30th JuneS&P put Thames Water’s Class A and B debt on credit watch with negative implications over uncertainties around the management transition and timing of the additional equity injection 

Market reaction

  • News surrounding Thames Water led to increases in its bond spreads, which are most pronounced at Thames HoldCo (Kemble) where spreads initially widened to +2,241 bps but have since tightened.
  • The impact on wider water and regulated utility sector spreads is relatively mild, with some modest spread widening seen at Opco level but mostly not out of line with a slight widening of iBoxx £ Utilities 10+ bond spreads over the same period. New issuance in recent days from Cadent and Heathrow implies robust demand for infrastructure credit.

Centrus view

The impact of recent news flow has been substantially limited to Thames Water and we expect that once clarity is provided on the timing of further equity injections that market conditions will revert.

History of recent water sector equity announcements

August 2021Southern Water received a £1bn equity injection from its majority shareholder to recapitalise the business and implement a more sustainable financing strategy
June 2022Thames Water pledged an equity injection of £500m and a further £1bn of equity by the end of the regulatory period, subject to further conditions
June 2023Yorkshire Water raised £500m from shareholders, this was part of £940m program agreed in October. Funds are to be used to repay intercompany loans and fix water spills after Ofwat investigation
Sources: Financial Times, Thames Water website and Bloomberg

For more information, please contact Adam MacDonald, Managing Director – Centrus

What is a treasury management system?

What is a Treasury Management System (TMS)? 

A Treasury Management System (TMS) is designed to help businesses manage their cash and liquidity, financial risk, and other treasury related processes.

A TMS can automate a variety of treasury tasks from routine calculations to transaction initiation. It also greatly facilitates analysis and forecasting of treasury and risk management, contributing to greater straight-through processing (STP).


titanTreasury™ is a robust and dynamic cloud based TMS that will support your company’s continuity and flexible business operations.

titan is deployed in a hosted environment, allowing our clients to benefit from ongoing maintenance, upgrades and system support. 

Our financial advisors review current treasury and risk workflows to enable the configuration of automated processes.

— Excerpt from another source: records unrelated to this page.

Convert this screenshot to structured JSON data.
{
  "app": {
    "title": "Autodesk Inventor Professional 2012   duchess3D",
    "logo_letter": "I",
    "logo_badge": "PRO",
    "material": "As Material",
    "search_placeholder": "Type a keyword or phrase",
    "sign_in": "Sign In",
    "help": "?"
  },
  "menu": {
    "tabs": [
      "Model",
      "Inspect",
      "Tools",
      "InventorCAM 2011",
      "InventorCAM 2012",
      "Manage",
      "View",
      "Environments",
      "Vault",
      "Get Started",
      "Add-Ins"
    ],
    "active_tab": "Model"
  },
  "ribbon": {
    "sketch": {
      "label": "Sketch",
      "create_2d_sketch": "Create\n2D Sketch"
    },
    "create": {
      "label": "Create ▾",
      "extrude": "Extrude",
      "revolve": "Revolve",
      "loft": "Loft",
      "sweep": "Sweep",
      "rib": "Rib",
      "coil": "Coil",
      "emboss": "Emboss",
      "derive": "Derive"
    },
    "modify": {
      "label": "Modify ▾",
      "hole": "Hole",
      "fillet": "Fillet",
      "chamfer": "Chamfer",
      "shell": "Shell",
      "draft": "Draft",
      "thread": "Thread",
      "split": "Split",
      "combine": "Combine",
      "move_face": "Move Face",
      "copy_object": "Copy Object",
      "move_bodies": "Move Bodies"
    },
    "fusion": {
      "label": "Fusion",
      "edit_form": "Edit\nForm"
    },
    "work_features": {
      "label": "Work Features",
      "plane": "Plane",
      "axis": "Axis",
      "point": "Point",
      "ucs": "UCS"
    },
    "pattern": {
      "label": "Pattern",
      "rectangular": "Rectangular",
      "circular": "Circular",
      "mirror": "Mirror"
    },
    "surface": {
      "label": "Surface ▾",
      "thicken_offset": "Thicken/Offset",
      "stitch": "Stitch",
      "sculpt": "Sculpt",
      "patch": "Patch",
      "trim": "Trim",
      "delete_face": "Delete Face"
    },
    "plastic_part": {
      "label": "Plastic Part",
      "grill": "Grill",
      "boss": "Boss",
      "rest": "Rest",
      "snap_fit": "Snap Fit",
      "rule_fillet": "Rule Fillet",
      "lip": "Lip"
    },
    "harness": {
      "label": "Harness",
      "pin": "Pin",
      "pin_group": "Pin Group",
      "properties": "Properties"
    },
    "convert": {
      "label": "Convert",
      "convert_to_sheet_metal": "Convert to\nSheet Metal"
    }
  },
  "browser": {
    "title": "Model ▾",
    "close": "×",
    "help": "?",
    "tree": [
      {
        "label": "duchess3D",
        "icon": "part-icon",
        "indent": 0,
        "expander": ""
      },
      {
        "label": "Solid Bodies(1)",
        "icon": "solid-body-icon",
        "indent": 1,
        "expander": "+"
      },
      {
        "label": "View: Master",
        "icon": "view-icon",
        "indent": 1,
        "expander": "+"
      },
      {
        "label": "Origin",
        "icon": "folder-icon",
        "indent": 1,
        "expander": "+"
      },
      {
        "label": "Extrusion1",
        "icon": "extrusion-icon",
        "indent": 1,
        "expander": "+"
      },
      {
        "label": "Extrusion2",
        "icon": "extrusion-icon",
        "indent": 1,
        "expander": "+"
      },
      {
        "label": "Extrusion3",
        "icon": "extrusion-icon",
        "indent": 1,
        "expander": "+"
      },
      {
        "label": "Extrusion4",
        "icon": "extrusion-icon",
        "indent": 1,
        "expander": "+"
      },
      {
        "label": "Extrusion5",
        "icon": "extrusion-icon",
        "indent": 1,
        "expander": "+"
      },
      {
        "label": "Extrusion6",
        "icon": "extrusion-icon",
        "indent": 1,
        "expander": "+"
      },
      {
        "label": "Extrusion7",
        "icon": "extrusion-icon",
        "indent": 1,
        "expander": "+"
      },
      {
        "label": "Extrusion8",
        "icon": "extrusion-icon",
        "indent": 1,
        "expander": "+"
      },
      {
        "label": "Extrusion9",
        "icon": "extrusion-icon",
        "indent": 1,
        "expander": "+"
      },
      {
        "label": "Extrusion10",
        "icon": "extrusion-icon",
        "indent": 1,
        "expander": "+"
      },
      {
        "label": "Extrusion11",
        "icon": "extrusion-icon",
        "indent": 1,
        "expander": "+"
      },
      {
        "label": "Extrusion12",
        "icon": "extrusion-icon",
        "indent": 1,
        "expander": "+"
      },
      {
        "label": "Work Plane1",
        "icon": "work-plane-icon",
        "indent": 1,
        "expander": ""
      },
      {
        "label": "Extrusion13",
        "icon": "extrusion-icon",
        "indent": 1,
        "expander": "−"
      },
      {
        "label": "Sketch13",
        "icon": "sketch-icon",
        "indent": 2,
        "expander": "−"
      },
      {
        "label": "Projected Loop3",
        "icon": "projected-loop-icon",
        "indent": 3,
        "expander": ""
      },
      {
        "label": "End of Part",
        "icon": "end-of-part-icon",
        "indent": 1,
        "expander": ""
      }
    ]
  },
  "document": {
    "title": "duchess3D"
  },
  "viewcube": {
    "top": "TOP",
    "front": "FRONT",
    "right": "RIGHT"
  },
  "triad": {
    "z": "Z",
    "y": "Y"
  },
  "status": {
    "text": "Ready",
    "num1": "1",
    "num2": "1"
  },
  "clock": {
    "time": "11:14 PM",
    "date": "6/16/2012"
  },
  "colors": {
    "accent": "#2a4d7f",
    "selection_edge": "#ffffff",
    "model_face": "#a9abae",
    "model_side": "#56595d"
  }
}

  • Cash Management: Clients can integrate non treasury related cashflows, manage intercompany transactions and control liquidity and bank reconciliation.
  • Operation Workflow: Enter transactions, generate payment confirmations and schedule tasks in a single platform for smooth operation management.
  • Regulatory Reporting & EMIR: titanTreasury generates an array of documents including declarations, debt profiles, EMIR and IFRS7/9/13 reports.
  • Estimated Budget Cashflow Forecast: Make sound decisions by calculating and managing forecasts while integrating the budget of subsidiaries.
  • Audit & Security: Remain compliant by managing profiles and user rights as well as encrypting all sensitive communication and data transfers.
  • Valuation & Position Analysis: Use the platform to carry out consolidation position, amortised cost and portfolio analysis, as well as market-to-market valuations.
  • Payment Schedules and Accounting: Track payment schedules, report accounting information and forecast P&L results for a seamless approach to treasury management.
  • Financial Data: Ensure that all of your valuations are accurate with real-time access to live financial market data and updated yield curves.
  • Risk Analysis and Hedge Accounting: Conduct sensitive analyses via stress tests, ‘what if scenarios’ and activity measurement as well as assess the risks of CVAs and DVAs.

To learn more about the benefits of titanTreasury™ or to book a demo, please contact Gilles Bonlong, Head of System Implementation at Centrus .

titanTreasury™ is owned and developed by 3V Finance, and delivered by Centrus.